Task prompt:
The data below needs to be returned exactly, line for line.

Records supplied:
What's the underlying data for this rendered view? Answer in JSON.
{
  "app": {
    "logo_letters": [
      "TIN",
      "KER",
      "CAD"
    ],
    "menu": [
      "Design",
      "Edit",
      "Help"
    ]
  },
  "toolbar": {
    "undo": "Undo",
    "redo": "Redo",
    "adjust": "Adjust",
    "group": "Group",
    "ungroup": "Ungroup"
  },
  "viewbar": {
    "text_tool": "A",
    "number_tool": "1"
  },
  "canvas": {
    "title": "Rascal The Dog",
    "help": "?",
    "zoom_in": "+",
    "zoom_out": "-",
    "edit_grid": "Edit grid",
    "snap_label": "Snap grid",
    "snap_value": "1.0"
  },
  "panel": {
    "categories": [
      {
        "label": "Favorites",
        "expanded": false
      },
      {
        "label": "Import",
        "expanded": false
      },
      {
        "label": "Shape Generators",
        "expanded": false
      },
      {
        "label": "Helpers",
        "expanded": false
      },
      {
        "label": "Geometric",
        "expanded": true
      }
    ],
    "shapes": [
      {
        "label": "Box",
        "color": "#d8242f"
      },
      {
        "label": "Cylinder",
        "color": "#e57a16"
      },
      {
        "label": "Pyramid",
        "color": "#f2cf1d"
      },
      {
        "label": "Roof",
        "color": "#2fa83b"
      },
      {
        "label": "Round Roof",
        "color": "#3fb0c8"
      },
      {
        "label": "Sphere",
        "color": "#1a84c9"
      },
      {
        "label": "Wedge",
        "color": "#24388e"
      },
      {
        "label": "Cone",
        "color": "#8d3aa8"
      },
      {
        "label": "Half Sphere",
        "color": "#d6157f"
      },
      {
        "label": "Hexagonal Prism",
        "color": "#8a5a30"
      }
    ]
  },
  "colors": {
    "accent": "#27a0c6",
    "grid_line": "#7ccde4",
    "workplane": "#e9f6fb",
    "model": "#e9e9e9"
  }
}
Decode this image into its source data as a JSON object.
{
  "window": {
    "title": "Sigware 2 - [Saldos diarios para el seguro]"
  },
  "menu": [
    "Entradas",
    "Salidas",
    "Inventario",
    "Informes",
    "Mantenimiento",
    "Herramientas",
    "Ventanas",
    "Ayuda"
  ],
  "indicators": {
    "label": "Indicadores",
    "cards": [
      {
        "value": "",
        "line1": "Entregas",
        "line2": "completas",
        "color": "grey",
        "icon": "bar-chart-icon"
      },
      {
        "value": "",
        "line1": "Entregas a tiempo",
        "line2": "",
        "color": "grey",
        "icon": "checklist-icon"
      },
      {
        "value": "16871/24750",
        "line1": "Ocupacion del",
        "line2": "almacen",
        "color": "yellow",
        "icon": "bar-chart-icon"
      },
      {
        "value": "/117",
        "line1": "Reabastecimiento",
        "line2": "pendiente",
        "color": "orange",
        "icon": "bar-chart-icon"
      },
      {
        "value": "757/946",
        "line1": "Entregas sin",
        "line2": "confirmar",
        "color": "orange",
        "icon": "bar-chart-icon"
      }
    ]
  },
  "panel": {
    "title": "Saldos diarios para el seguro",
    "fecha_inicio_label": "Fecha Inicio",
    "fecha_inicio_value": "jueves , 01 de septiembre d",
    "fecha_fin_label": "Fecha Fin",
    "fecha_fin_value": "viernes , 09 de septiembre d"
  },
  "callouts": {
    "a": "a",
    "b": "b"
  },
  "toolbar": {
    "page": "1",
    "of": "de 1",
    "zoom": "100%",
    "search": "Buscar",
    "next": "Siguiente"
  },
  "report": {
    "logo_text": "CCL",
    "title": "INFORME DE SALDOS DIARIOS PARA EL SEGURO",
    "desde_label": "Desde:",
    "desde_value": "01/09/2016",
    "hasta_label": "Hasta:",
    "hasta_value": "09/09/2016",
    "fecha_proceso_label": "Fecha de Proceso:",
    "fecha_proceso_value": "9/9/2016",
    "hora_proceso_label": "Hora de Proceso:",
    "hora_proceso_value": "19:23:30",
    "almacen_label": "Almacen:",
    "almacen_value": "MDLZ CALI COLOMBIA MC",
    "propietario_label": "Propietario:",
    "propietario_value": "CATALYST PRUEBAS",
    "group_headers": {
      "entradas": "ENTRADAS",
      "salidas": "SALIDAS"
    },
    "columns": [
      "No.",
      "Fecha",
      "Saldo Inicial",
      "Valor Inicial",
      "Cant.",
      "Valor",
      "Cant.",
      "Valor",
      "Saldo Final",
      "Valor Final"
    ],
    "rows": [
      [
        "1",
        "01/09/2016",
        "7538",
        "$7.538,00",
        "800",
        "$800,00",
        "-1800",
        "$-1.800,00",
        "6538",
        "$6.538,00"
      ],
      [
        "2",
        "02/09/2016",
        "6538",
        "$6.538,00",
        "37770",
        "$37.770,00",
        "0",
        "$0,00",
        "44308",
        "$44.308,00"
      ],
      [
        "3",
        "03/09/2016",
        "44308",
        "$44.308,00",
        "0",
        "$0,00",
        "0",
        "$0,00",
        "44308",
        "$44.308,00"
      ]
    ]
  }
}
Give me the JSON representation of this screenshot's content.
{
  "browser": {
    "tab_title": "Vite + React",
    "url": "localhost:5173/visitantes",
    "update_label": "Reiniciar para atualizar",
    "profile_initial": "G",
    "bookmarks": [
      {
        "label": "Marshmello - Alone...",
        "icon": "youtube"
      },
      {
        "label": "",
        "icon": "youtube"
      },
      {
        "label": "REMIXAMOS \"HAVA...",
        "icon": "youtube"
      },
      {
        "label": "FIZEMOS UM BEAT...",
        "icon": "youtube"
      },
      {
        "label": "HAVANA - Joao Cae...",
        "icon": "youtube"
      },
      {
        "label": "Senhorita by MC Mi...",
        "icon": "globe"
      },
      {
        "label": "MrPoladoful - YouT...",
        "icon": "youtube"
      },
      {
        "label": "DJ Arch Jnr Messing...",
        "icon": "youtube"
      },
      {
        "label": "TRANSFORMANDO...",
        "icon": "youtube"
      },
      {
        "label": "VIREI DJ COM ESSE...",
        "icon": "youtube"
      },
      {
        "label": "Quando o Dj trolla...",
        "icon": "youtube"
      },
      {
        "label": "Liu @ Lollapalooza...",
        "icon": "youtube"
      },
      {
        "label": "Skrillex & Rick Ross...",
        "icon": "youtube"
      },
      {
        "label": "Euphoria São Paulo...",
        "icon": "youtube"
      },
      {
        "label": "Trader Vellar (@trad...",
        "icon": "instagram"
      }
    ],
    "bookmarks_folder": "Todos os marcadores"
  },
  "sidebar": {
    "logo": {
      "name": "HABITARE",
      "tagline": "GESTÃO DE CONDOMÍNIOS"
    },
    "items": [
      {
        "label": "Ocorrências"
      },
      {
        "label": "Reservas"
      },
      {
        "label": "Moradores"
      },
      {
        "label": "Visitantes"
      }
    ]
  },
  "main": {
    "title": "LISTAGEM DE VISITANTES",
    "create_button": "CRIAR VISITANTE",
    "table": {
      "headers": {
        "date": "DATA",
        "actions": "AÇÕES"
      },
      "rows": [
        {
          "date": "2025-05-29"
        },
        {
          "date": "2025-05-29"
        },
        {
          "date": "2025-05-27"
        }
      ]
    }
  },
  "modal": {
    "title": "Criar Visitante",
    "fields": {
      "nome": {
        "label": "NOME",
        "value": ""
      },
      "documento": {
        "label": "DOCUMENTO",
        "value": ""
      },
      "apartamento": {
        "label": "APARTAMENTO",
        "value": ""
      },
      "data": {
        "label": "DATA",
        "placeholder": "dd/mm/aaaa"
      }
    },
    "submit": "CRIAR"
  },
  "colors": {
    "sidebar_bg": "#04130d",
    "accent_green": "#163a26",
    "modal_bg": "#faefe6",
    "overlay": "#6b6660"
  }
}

Completed exercise:
What's the underlying data for this rendered view? Answer in JSON.
{
  "app": {
    "logo_letters": [
      "TIN",
      "KER",
      "CAD"
    ],
    "menu": [
      "Design",
      "Edit",
      "Help"
    ]
  },
  "toolbar": {
    "undo": "Undo",
    "redo": "Redo",
    "adjust": "Adjust",
    "group": "Group",
    "ungroup": "Ungroup"
  },
  "viewbar": {
    "text_tool": "A",
    "number_tool": "1"
  },
  "canvas": {
    "title": "Rascal The Dog",
    "help": "?",
    "zoom_in": "+",
    "zoom_out": "-",
    "edit_grid": "Edit grid",
    "snap_label": "Snap grid",
    "snap_value": "1.0"
  },
  "panel": {
    "categories": [
      {
        "label": "Favorites",
        "expanded": false
      },
      {
        "label": "Import",
        "expanded": false
      },
      {
        "label": "Shape Generators",
        "expanded": false
      },
      {
        "label": "Helpers",
        "expanded": false
      },
      {
        "label": "Geometric",
        "expanded": true
      }
    ],
    "shapes": [
      {
        "label": "Box",
        "color": "#d8242f"
      },
      {
        "label": "Cylinder",
        "color": "#e57a16"
      },
      {
        "label": "Pyramid",
        "color": "#f2cf1d"
      },
      {
        "label": "Roof",
        "color": "#2fa83b"
      },
      {
        "label": "Round Roof",
        "color": "#3fb0c8"
      },
      {
        "label": "Sphere",
        "color": "#1a84c9"
      },
      {
        "label": "Wedge",
        "color": "#24388e"
      },
      {
        "label": "Cone",
        "color": "#8d3aa8"
      },
      {
        "label": "Half Sphere",
        "color": "#d6157f"
      },
      {
        "label": "Hexagonal Prism",
        "color": "#8a5a30"
      }
    ]
  },
  "colors": {
    "accent": "#27a0c6",
    "grid_line": "#7ccde4",
    "workplane": "#e9f6fb",
    "model": "#e9e9e9"
  }
}
Decode this image into its source data as a JSON object.
{
  "window": {
    "title": "Sigware 2 - [Saldos diarios para el seguro]"
  },
  "menu": [
    "Entradas",
    "Salidas",
    "Inventario",
    "Informes",
    "Mantenimiento",
    "Herramientas",
    "Ventanas",
    "Ayuda"
  ],
  "indicators": {
    "label": "Indicadores",
    "cards": [
      {
        "value": "",
        "line1": "Entregas",
        "line2": "completas",
        "color": "grey",
        "icon": "bar-chart-icon"
      },
      {
        "value": "",
        "line1": "Entregas a tiempo",
        "line2": "",
        "color": "grey",
        "icon": "checklist-icon"
      },
      {
        "value": "16871/24750",
        "line1": "Ocupacion del",
        "line2": "almacen",
        "color": "yellow",
        "icon": "bar-chart-icon"
      },
      {
        "value": "/117",
        "line1": "Reabastecimiento",
        "line2": "pendiente",
        "color": "orange",
        "icon": "bar-chart-icon"
      },
      {
        "value": "757/946",
        "line1": "Entregas sin",
        "line2": "confirmar",
        "color": "orange",
        "icon": "bar-chart-icon"
      }
    ]
  },
  "panel": {
    "title": "Saldos diarios para el seguro",
    "fecha_inicio_label": "Fecha Inicio",
    "fecha_inicio_value": "jueves , 01 de septiembre d",
    "fecha_fin_label": "Fecha Fin",
    "fecha_fin_value": "viernes , 09 de septiembre d"
  },
  "callouts": {
    "a": "a",
    "b": "b"
  },
  "toolbar": {
    "page": "1",
    "of": "de 1",
    "zoom": "100%",
    "search": "Buscar",
    "next": "Siguiente"
  },
  "report": {
    "logo_text": "CCL",
    "title": "INFORME DE SALDOS DIARIOS PARA EL SEGURO",
    "desde_label": "Desde:",
    "desde_value": "01/09/2016",
    "hasta_label": "Hasta:",
    "hasta_value": "09/09/2016",
    "fecha_proceso_label": "Fecha de Proceso:",
    "fecha_proceso_value": "9/9/2016",
    "hora_proceso_label": "Hora de Proceso:",
    "hora_proceso_value": "19:23:30",
    "almacen_label": "Almacen:",
    "almacen_value": "MDLZ CALI COLOMBIA MC",
    "propietario_label": "Propietario:",
    "propietario_value": "CATALYST PRUEBAS",
    "group_headers": {
      "entradas": "ENTRADAS",
      "salidas": "SALIDAS"
    },
    "columns": [
      "No.",
      "Fecha",
      "Saldo Inicial",
      "Valor Inicial",
      "Cant.",
      "Valor",
      "Cant.",
      "Valor",
      "Saldo Final",
      "Valor Final"
    ],
    "rows": [
      [
        "1",
        "01/09/2016",
        "7538",
        "$7.538,00",
        "800",
        "$800,00",
        "-1800",
        "$-1.800,00",
        "6538",
        "$6.538,00"
      ],
      [
        "2",
        "02/09/2016",
        "6538",
        "$6.538,00",
        "37770",
        "$37.770,00",
        "0",
        "$0,00",
        "44308",
        "$44.308,00"
      ],
      [
        "3",
        "03/09/2016",
        "44308",
        "$44.308,00",
        "0",
        "$0,00",
        "0",
        "$0,00",
        "44308",
        "$44.308,00"
      ]
    ]
  }
}
Give me the JSON representation of this screenshot's content.
{
  "browser": {
    "tab_title": "Vite + React",
    "url": "localhost:5173/visitantes",
    "update_label": "Reiniciar para atualizar",
    "profile_initial": "G",
    "bookmarks": [
      {
        "label": "Marshmello - Alone...",
        "icon": "youtube"
      },
      {
        "label": "",
        "icon": "youtube"
      },
      {
        "label": "REMIXAMOS \"HAVA...",
        "icon": "youtube"
      },
      {
        "label": "FIZEMOS UM BEAT...",
        "icon": "youtube"
      },
      {
        "label": "HAVANA - Joao Cae...",
        "icon": "youtube"
      },
      {
        "label": "Senhorita by MC Mi...",
        "icon": "globe"
      },
      {
        "label": "MrPoladoful - YouT...",
        "icon": "youtube"
      },
      {
        "label": "DJ Arch Jnr Messing...",
        "icon": "youtube"
      },
      {
        "label": "TRANSFORMANDO...",
        "icon": "youtube"
      },
      {
        "label": "VIREI DJ COM ESSE...",
        "icon": "youtube"
      },
      {
        "label": "Quando o Dj trolla...",
        "icon": "youtube"
      },
      {
        "label": "Liu @ Lollapalooza...",
        "icon": "youtube"
      },
      {
        "label": "Skrillex & Rick Ross...",
        "icon": "youtube"
      },
      {
        "label": "Euphoria São Paulo...",
        "icon": "youtube"
      },
      {
        "label": "Trader Vellar (@trad...",
        "icon": "instagram"
      }
    ],
    "bookmarks_folder": "Todos os marcadores"
  },
  "sidebar": {
    "logo": {
      "name": "HABITARE",
      "tagline": "GESTÃO DE CONDOMÍNIOS"
    },
    "items": [
      {
        "label": "Ocorrências"
      },
      {
        "label": "Reservas"
      },
      {
        "label": "Moradores"
      },
      {
        "label": "Visitantes"
      }
    ]
  },
  "main": {
    "title": "LISTAGEM DE VISITANTES",
    "create_button": "CRIAR VISITANTE",
    "table": {
      "headers": {
        "date": "DATA",
        "actions": "AÇÕES"
      },
      "rows": [
        {
          "date": "2025-05-29"
        },
        {
          "date": "2025-05-29"
        },
        {
          "date": "2025-05-27"
        }
      ]
    }
  },
  "modal": {
    "title": "Criar Visitante",
    "fields": {
      "nome": {
        "label": "NOME",
        "value": ""
      },
      "documento": {
        "label": "DOCUMENTO",
        "value": ""
      },
      "apartamento": {
        "label": "APARTAMENTO",
        "value": ""
      },
      "data": {
        "label": "DATA",
        "placeholder": "dd/mm/aaaa"
      }
    },
    "submit": "CRIAR"
  },
  "colors": {
    "sidebar_bg": "#04130d",
    "accent_green": "#163a26",
    "modal_bg": "#faefe6",
    "overlay": "#6b6660"
  }
}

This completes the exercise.